|US8785361||Sep 12, 2011||Jul 22, 2014||The Procter & Gamble Company||Detergent product and method for making same|
|US9074305||Sep 12, 2011||Jul 7, 2015||The Procter & Gamble Company||Method for delivering an active agent|
|US9163205||Sep 12, 2011||Oct 20, 2015||The Procter & Gamble Company||Process for making films from nonwoven webs|
|US9175250||Sep 12, 2011||Nov 3, 2015||The Procter & Gamble Company||Fibrous structure and method for making same|
|US9421153||Jun 5, 2014||Aug 23, 2016||The Procter & Gamble Company||Detergent product and method for making same|

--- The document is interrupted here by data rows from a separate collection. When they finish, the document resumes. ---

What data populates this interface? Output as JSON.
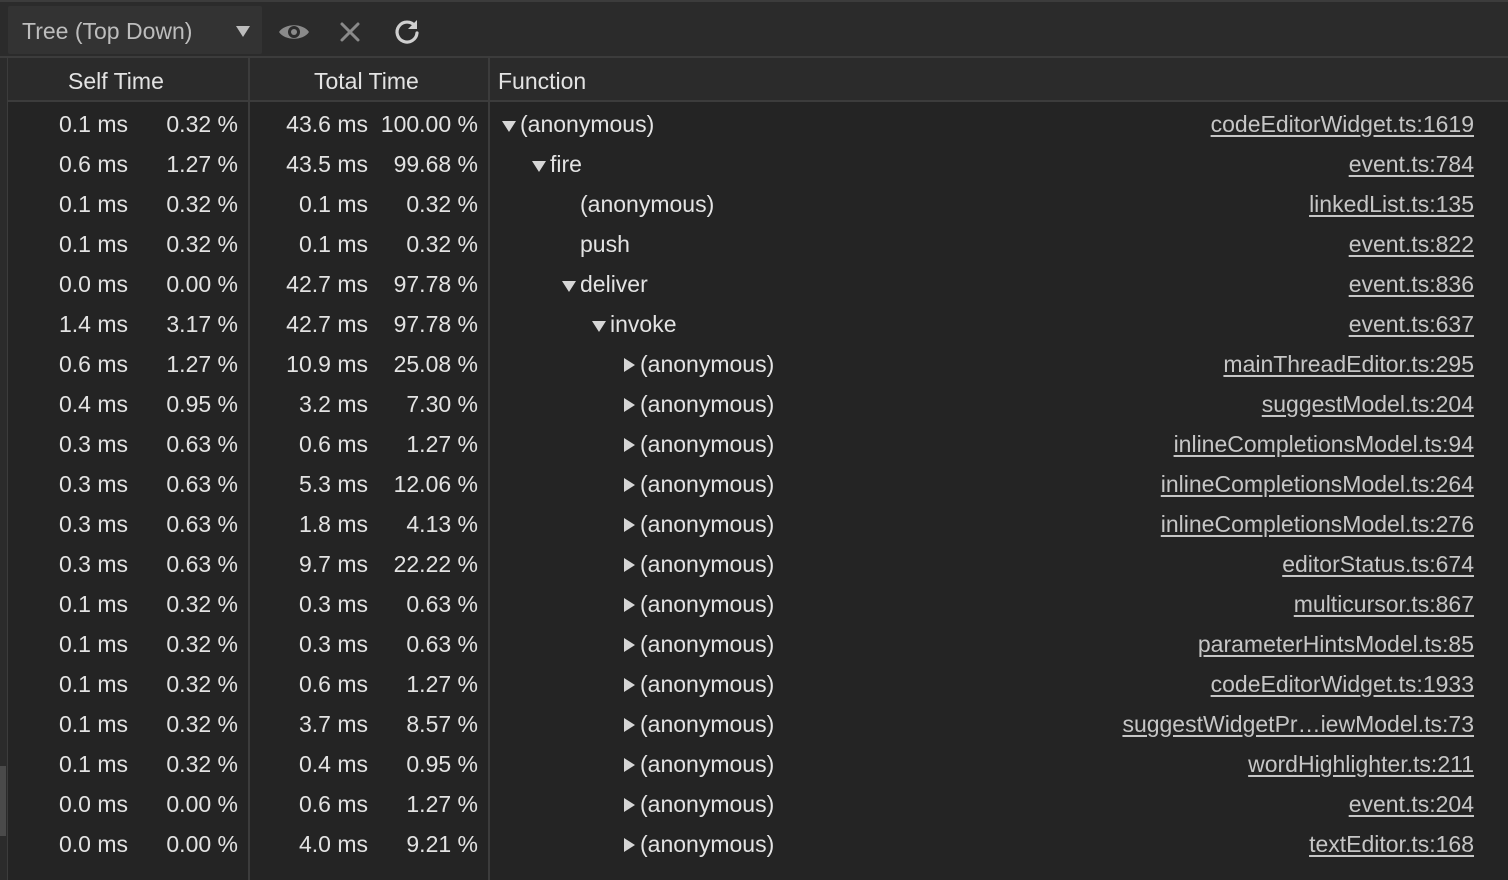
{
  "toolbar": {
    "view_mode": "Tree (Top Down)",
    "icons": [
      "chevron-down-icon",
      "eye-icon",
      "close-icon",
      "refresh-icon"
    ]
  },
  "columns": {
    "self_time": "Self Time",
    "total_time": "Total Time",
    "function": "Function"
  },
  "colors": {
    "background": "#242424",
    "toolbar": "#2b2b2b",
    "text": "#e3e3e3",
    "link": "#c6c6c6"
  },
  "rows": [
    {
      "self_ms": "0.1 ms",
      "self_pct": "0.32 %",
      "total_ms": "43.6 ms",
      "total_pct": "100.00 %",
      "depth": 0,
      "toggle": "expanded",
      "function": "(anonymous)",
      "location": "codeEditorWidget.ts:1619"
    },
    {
      "self_ms": "0.6 ms",
      "self_pct": "1.27 %",
      "total_ms": "43.5 ms",
      "total_pct": "99.68 %",
      "depth": 1,
      "toggle": "expanded",
      "function": "fire",
      "location": "event.ts:784"
    },
    {
      "self_ms": "0.1 ms",
      "self_pct": "0.32 %",
      "total_ms": "0.1 ms",
      "total_pct": "0.32 %",
      "depth": 2,
      "toggle": "none",
      "function": "(anonymous)",
      "location": "linkedList.ts:135"
    },
    {
      "self_ms": "0.1 ms",
      "self_pct": "0.32 %",
      "total_ms": "0.1 ms",
      "total_pct": "0.32 %",
      "depth": 2,
      "toggle": "none",
      "function": "push",
      "location": "event.ts:822"
    },
    {
      "self_ms": "0.0 ms",
      "self_pct": "0.00 %",
      "total_ms": "42.7 ms",
      "total_pct": "97.78 %",
      "depth": 2,
      "toggle": "expanded",
      "function": "deliver",
      "location": "event.ts:836"
    },
    {
      "self_ms": "1.4 ms",
      "self_pct": "3.17 %",
      "total_ms": "42.7 ms",
      "total_pct": "97.78 %",
      "depth": 3,
      "toggle": "expanded",
      "function": "invoke",
      "location": "event.ts:637"
    },
    {
      "self_ms": "0.6 ms",
      "self_pct": "1.27 %",
      "total_ms": "10.9 ms",
      "total_pct": "25.08 %",
      "depth": 4,
      "toggle": "collapsed",
      "function": "(anonymous)",
      "location": "mainThreadEditor.ts:295"
    },
    {
      "self_ms": "0.4 ms",
      "self_pct": "0.95 %",
      "total_ms": "3.2 ms",
      "total_pct": "7.30 %",
      "depth": 4,
      "toggle": "collapsed",
      "function": "(anonymous)",
      "location": "suggestModel.ts:204"
    },
    {
      "self_ms": "0.3 ms",
      "self_pct": "0.63 %",
      "total_ms": "0.6 ms",
      "total_pct": "1.27 %",
      "depth": 4,
      "toggle": "collapsed",
      "function": "(anonymous)",
      "location": "inlineCompletionsModel.ts:94"
    },
    {
      "self_ms": "0.3 ms",
      "self_pct": "0.63 %",
      "total_ms": "5.3 ms",
      "total_pct": "12.06 %",
      "depth": 4,
      "toggle": "collapsed",
      "function": "(anonymous)",
      "location": "inlineCompletionsModel.ts:264"
    },
    {
      "self_ms": "0.3 ms",
      "self_pct": "0.63 %",
      "total_ms": "1.8 ms",
      "total_pct": "4.13 %",
      "depth": 4,
      "toggle": "collapsed",
      "function": "(anonymous)",
      "location": "inlineCompletionsModel.ts:276"
    },
    {
      "self_ms": "0.3 ms",
      "self_pct": "0.63 %",
      "total_ms": "9.7 ms",
      "total_pct": "22.22 %",
      "depth": 4,
      "toggle": "collapsed",
      "function": "(anonymous)",
      "location": "editorStatus.ts:674"
    },
    {
      "self_ms": "0.1 ms",
      "self_pct": "0.32 %",
      "total_ms": "0.3 ms",
      "total_pct": "0.63 %",
      "depth": 4,
      "toggle": "collapsed",
      "function": "(anonymous)",
      "location": "multicursor.ts:867"
    },
    {
      "self_ms": "0.1 ms",
      "self_pct": "0.32 %",
      "total_ms": "0.3 ms",
      "total_pct": "0.63 %",
      "depth": 4,
      "toggle": "collapsed",
      "function": "(anonymous)",
      "location": "parameterHintsModel.ts:85"
    },
    {
      "self_ms": "0.1 ms",
      "self_pct": "0.32 %",
      "total_ms": "0.6 ms",
      "total_pct": "1.27 %",
      "depth": 4,
      "toggle": "collapsed",
      "function": "(anonymous)",
      "location": "codeEditorWidget.ts:1933"
    },
    {
      "self_ms": "0.1 ms",
      "self_pct": "0.32 %",
      "total_ms": "3.7 ms",
      "total_pct": "8.57 %",
      "depth": 4,
      "toggle": "collapsed",
      "function": "(anonymous)",
      "location": "suggestWidgetPr…iewModel.ts:73"
    },
    {
      "self_ms": "0.1 ms",
      "self_pct": "0.32 %",
      "total_ms": "0.4 ms",
      "total_pct": "0.95 %",
      "depth": 4,
      "toggle": "collapsed",
      "function": "(anonymous)",
      "location": "wordHighlighter.ts:211"
    },
    {
      "self_ms": "0.0 ms",
      "self_pct": "0.00 %",
      "total_ms": "0.6 ms",
      "total_pct": "1.27 %",
      "depth": 4,
      "toggle": "collapsed",
      "function": "(anonymous)",
      "location": "event.ts:204"
    },
    {
      "self_ms": "0.0 ms",
      "self_pct": "0.00 %",
      "total_ms": "4.0 ms",
      "total_pct": "9.21 %",
      "depth": 4,
      "toggle": "collapsed",
      "function": "(anonymous)",
      "location": "textEditor.ts:168"
    }
  ]
}
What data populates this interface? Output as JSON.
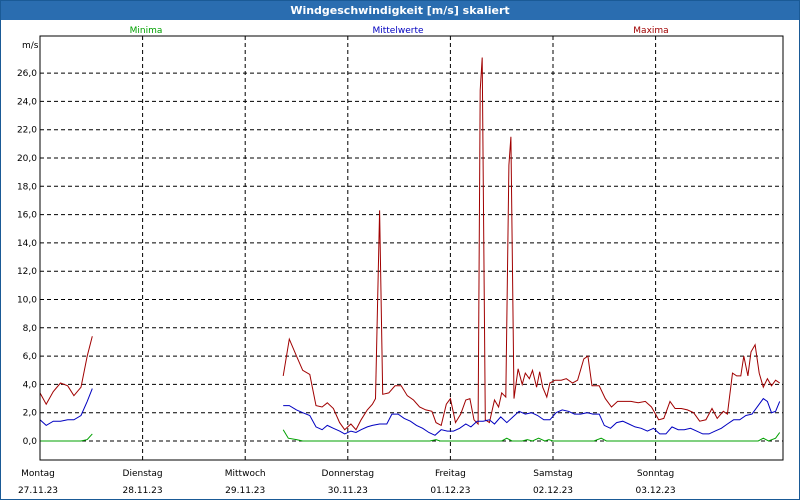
{
  "window": {
    "title": "Windgeschwindigkeit [m/s] skaliert"
  },
  "legend": [
    {
      "label": "Minima",
      "color": "#00a000"
    },
    {
      "label": "Mittelwerte",
      "color": "#0000c0"
    },
    {
      "label": "Maxima",
      "color": "#a00000"
    }
  ],
  "chart_data": {
    "type": "line",
    "title": "Windgeschwindigkeit [m/s] skaliert",
    "ylabel": "m/s",
    "xlabel": "",
    "ylim": [
      0,
      28
    ],
    "yticks": [
      "0,0",
      "2,0",
      "4,0",
      "6,0",
      "8,0",
      "10,0",
      "12,0",
      "14,0",
      "16,0",
      "18,0",
      "20,0",
      "22,0",
      "24,0",
      "26,0"
    ],
    "ytick_values": [
      0,
      2,
      4,
      6,
      8,
      10,
      12,
      14,
      16,
      18,
      20,
      22,
      24,
      26
    ],
    "grid": true,
    "legend_position": "top",
    "xlim": [
      0,
      7
    ],
    "x_ticks": [
      {
        "day": "Montag",
        "date": "27.11.23"
      },
      {
        "day": "Dienstag",
        "date": "28.11.23"
      },
      {
        "day": "Mittwoch",
        "date": "29.11.23"
      },
      {
        "day": "Donnerstag",
        "date": "30.11.23"
      },
      {
        "day": "Freitag",
        "date": "01.12.23"
      },
      {
        "day": "Samstag",
        "date": "02.12.23"
      },
      {
        "day": "Sonntag",
        "date": "03.12.23"
      }
    ],
    "series": [
      {
        "name": "Maxima",
        "color": "#a00000",
        "segments": [
          [
            [
              0.0,
              3.4
            ],
            [
              0.06,
              2.6
            ],
            [
              0.13,
              3.5
            ],
            [
              0.2,
              4.1
            ],
            [
              0.27,
              3.9
            ],
            [
              0.33,
              3.2
            ],
            [
              0.4,
              3.8
            ],
            [
              0.46,
              6.0
            ],
            [
              0.51,
              7.4
            ]
          ],
          [
            [
              2.37,
              4.6
            ],
            [
              2.43,
              7.2
            ],
            [
              2.5,
              6.0
            ],
            [
              2.56,
              5.0
            ],
            [
              2.63,
              4.7
            ],
            [
              2.69,
              2.5
            ],
            [
              2.75,
              2.4
            ],
            [
              2.8,
              2.7
            ],
            [
              2.86,
              2.3
            ],
            [
              2.92,
              1.3
            ],
            [
              2.97,
              0.8
            ],
            [
              3.03,
              1.2
            ],
            [
              3.08,
              0.8
            ],
            [
              3.13,
              1.5
            ],
            [
              3.19,
              2.2
            ],
            [
              3.24,
              2.6
            ],
            [
              3.27,
              3.0
            ],
            [
              3.31,
              16.3
            ],
            [
              3.34,
              3.3
            ],
            [
              3.4,
              3.4
            ],
            [
              3.46,
              3.9
            ],
            [
              3.52,
              3.9
            ],
            [
              3.58,
              3.2
            ],
            [
              3.64,
              2.9
            ],
            [
              3.7,
              2.4
            ],
            [
              3.76,
              2.2
            ],
            [
              3.82,
              2.1
            ],
            [
              3.86,
              1.3
            ],
            [
              3.91,
              1.1
            ],
            [
              3.96,
              2.6
            ],
            [
              4.0,
              3.0
            ],
            [
              4.05,
              1.3
            ],
            [
              4.1,
              1.9
            ],
            [
              4.15,
              2.9
            ],
            [
              4.19,
              3.0
            ],
            [
              4.23,
              1.5
            ],
            [
              4.27,
              1.2
            ],
            [
              4.29,
              24.8
            ],
            [
              4.31,
              27.1
            ],
            [
              4.34,
              1.5
            ],
            [
              4.38,
              1.3
            ],
            [
              4.43,
              2.9
            ],
            [
              4.47,
              2.4
            ],
            [
              4.5,
              3.4
            ],
            [
              4.54,
              3.1
            ],
            [
              4.57,
              19.5
            ],
            [
              4.59,
              21.5
            ],
            [
              4.62,
              3.0
            ],
            [
              4.66,
              5.1
            ],
            [
              4.7,
              4.0
            ],
            [
              4.73,
              4.8
            ],
            [
              4.77,
              4.4
            ],
            [
              4.8,
              5.0
            ],
            [
              4.84,
              3.8
            ],
            [
              4.87,
              4.9
            ],
            [
              4.9,
              3.8
            ],
            [
              4.94,
              3.1
            ],
            [
              4.97,
              4.1
            ],
            [
              5.02,
              4.3
            ],
            [
              5.08,
              4.3
            ],
            [
              5.13,
              4.4
            ],
            [
              5.19,
              4.1
            ],
            [
              5.24,
              4.3
            ],
            [
              5.3,
              5.8
            ],
            [
              5.34,
              6.0
            ],
            [
              5.38,
              3.9
            ],
            [
              5.45,
              3.9
            ],
            [
              5.51,
              3.0
            ],
            [
              5.57,
              2.4
            ],
            [
              5.63,
              2.8
            ],
            [
              5.7,
              2.8
            ],
            [
              5.76,
              2.8
            ],
            [
              5.83,
              2.7
            ],
            [
              5.9,
              2.8
            ],
            [
              5.96,
              2.4
            ],
            [
              6.03,
              1.5
            ],
            [
              6.08,
              1.6
            ],
            [
              6.14,
              2.8
            ],
            [
              6.19,
              2.3
            ],
            [
              6.25,
              2.3
            ],
            [
              6.31,
              2.2
            ],
            [
              6.37,
              2.0
            ],
            [
              6.43,
              1.4
            ],
            [
              6.49,
              1.5
            ],
            [
              6.55,
              2.3
            ],
            [
              6.6,
              1.6
            ],
            [
              6.66,
              2.1
            ],
            [
              6.7,
              1.9
            ],
            [
              6.75,
              4.8
            ],
            [
              6.79,
              4.6
            ],
            [
              6.83,
              4.6
            ],
            [
              6.86,
              6.0
            ],
            [
              6.9,
              4.6
            ],
            [
              6.93,
              6.3
            ],
            [
              6.97,
              6.8
            ],
            [
              7.01,
              4.8
            ],
            [
              7.05,
              3.8
            ],
            [
              7.09,
              4.4
            ],
            [
              7.13,
              3.9
            ],
            [
              7.17,
              4.3
            ],
            [
              7.21,
              4.1
            ]
          ]
        ]
      },
      {
        "name": "Mittelwerte",
        "color": "#0000c0",
        "segments": [
          [
            [
              0.0,
              1.5
            ],
            [
              0.06,
              1.1
            ],
            [
              0.13,
              1.4
            ],
            [
              0.2,
              1.4
            ],
            [
              0.27,
              1.5
            ],
            [
              0.33,
              1.5
            ],
            [
              0.4,
              1.8
            ],
            [
              0.46,
              2.8
            ],
            [
              0.51,
              3.7
            ]
          ],
          [
            [
              2.37,
              2.5
            ],
            [
              2.43,
              2.5
            ],
            [
              2.5,
              2.2
            ],
            [
              2.56,
              2.0
            ],
            [
              2.63,
              1.8
            ],
            [
              2.69,
              1.0
            ],
            [
              2.75,
              0.8
            ],
            [
              2.8,
              1.1
            ],
            [
              2.86,
              0.9
            ],
            [
              2.92,
              0.7
            ],
            [
              2.97,
              0.5
            ],
            [
              3.03,
              0.7
            ],
            [
              3.08,
              0.6
            ],
            [
              3.13,
              0.8
            ],
            [
              3.19,
              1.0
            ],
            [
              3.24,
              1.1
            ],
            [
              3.31,
              1.2
            ],
            [
              3.38,
              1.2
            ],
            [
              3.43,
              1.9
            ],
            [
              3.49,
              1.9
            ],
            [
              3.55,
              1.6
            ],
            [
              3.61,
              1.4
            ],
            [
              3.67,
              1.1
            ],
            [
              3.73,
              0.9
            ],
            [
              3.79,
              0.6
            ],
            [
              3.85,
              0.4
            ],
            [
              3.91,
              0.8
            ],
            [
              3.97,
              0.7
            ],
            [
              4.03,
              0.7
            ],
            [
              4.09,
              0.9
            ],
            [
              4.15,
              1.2
            ],
            [
              4.2,
              1.0
            ],
            [
              4.26,
              1.4
            ],
            [
              4.32,
              1.4
            ],
            [
              4.38,
              1.5
            ],
            [
              4.43,
              1.2
            ],
            [
              4.49,
              1.7
            ],
            [
              4.55,
              1.3
            ],
            [
              4.61,
              1.7
            ],
            [
              4.67,
              2.1
            ],
            [
              4.73,
              1.9
            ],
            [
              4.79,
              2.0
            ],
            [
              4.85,
              1.8
            ],
            [
              4.91,
              1.5
            ],
            [
              4.97,
              1.5
            ],
            [
              5.03,
              2.0
            ],
            [
              5.09,
              2.2
            ],
            [
              5.15,
              2.1
            ],
            [
              5.21,
              1.9
            ],
            [
              5.27,
              1.9
            ],
            [
              5.33,
              2.0
            ],
            [
              5.39,
              1.9
            ],
            [
              5.45,
              1.9
            ],
            [
              5.5,
              1.1
            ],
            [
              5.56,
              0.9
            ],
            [
              5.62,
              1.3
            ],
            [
              5.68,
              1.4
            ],
            [
              5.74,
              1.2
            ],
            [
              5.8,
              1.0
            ],
            [
              5.86,
              0.9
            ],
            [
              5.92,
              0.7
            ],
            [
              5.98,
              0.9
            ],
            [
              6.04,
              0.5
            ],
            [
              6.1,
              0.5
            ],
            [
              6.16,
              1.0
            ],
            [
              6.22,
              0.8
            ],
            [
              6.28,
              0.8
            ],
            [
              6.34,
              0.9
            ],
            [
              6.4,
              0.7
            ],
            [
              6.46,
              0.5
            ],
            [
              6.52,
              0.5
            ],
            [
              6.58,
              0.7
            ],
            [
              6.64,
              0.9
            ],
            [
              6.7,
              1.2
            ],
            [
              6.76,
              1.5
            ],
            [
              6.82,
              1.5
            ],
            [
              6.88,
              1.8
            ],
            [
              6.94,
              1.9
            ],
            [
              7.0,
              2.5
            ],
            [
              7.05,
              3.0
            ],
            [
              7.09,
              2.8
            ],
            [
              7.13,
              2.0
            ],
            [
              7.17,
              2.1
            ],
            [
              7.21,
              2.8
            ]
          ]
        ]
      },
      {
        "name": "Minima",
        "color": "#00a000",
        "segments": [
          [
            [
              0.0,
              0.0
            ],
            [
              0.1,
              0.0
            ],
            [
              0.2,
              0.0
            ],
            [
              0.3,
              0.0
            ],
            [
              0.4,
              0.0
            ],
            [
              0.46,
              0.1
            ],
            [
              0.51,
              0.5
            ]
          ],
          [
            [
              2.37,
              0.8
            ],
            [
              2.42,
              0.2
            ],
            [
              2.5,
              0.1
            ],
            [
              2.56,
              0.0
            ],
            [
              2.7,
              0.0
            ],
            [
              2.9,
              0.0
            ],
            [
              3.1,
              0.0
            ],
            [
              3.3,
              0.0
            ],
            [
              3.5,
              0.0
            ],
            [
              3.7,
              0.0
            ],
            [
              3.8,
              0.0
            ],
            [
              3.86,
              0.1
            ],
            [
              3.9,
              0.0
            ],
            [
              4.1,
              0.0
            ],
            [
              4.3,
              0.0
            ],
            [
              4.5,
              0.0
            ],
            [
              4.55,
              0.2
            ],
            [
              4.6,
              0.0
            ],
            [
              4.7,
              0.0
            ],
            [
              4.75,
              0.1
            ],
            [
              4.8,
              0.0
            ],
            [
              4.86,
              0.2
            ],
            [
              4.92,
              0.0
            ],
            [
              4.96,
              0.1
            ],
            [
              5.0,
              0.0
            ],
            [
              5.2,
              0.0
            ],
            [
              5.4,
              0.0
            ],
            [
              5.47,
              0.2
            ],
            [
              5.52,
              0.0
            ],
            [
              5.7,
              0.0
            ],
            [
              5.9,
              0.0
            ],
            [
              6.1,
              0.0
            ],
            [
              6.3,
              0.0
            ],
            [
              6.5,
              0.0
            ],
            [
              6.7,
              0.0
            ],
            [
              6.9,
              0.0
            ],
            [
              7.0,
              0.0
            ],
            [
              7.05,
              0.2
            ],
            [
              7.1,
              0.0
            ],
            [
              7.17,
              0.2
            ],
            [
              7.21,
              0.6
            ]
          ]
        ]
      }
    ]
  }
}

|US9480628||Sep 22, 2015||Nov 1, 2016||The Procer & Gamble Company||Web material and method for making same|
|U.S. Classification||264/176.1, 428/357, 264/185, 525/56, 428/401, 525/62, 428/394, 428/364, 264/184|
|International Classification||D01F6/14, C08J5/18|
|Cooperative Classification||Y10T428/298, Y10T428/29, C08J2329/04, D01F6/14, Y10T428/2967, Y10T428/2913, C08J5/18|
|European Classification||C08J5/18, D01F6/14|
|Feb 18, 2003||CC||Certificate of correction|
|Jun 29, 2004||FPAY||Fee payment|
Year of fee payment: 4
|Sep 8, 2008||FPAY||Fee payment|
Year of fee payment: 8
|Sep 15, 2008||REMI||Maintenance fee reminder mailed|
|Sep 6, 2012||FPAY||Fee payment|
Year of fee payment: 12
|Feb 3, 2015||AS||Assignment|
Owner name: KIMBERLY-CLARK WORLDWIDE, INC., WISCONSIN
Free format text: NAME CHANGE;ASSIGNOR:KIMBERLY-CLARK WORLDWIDE, INC.;REEL/FRAME:034880/0742
Effective date: 20150101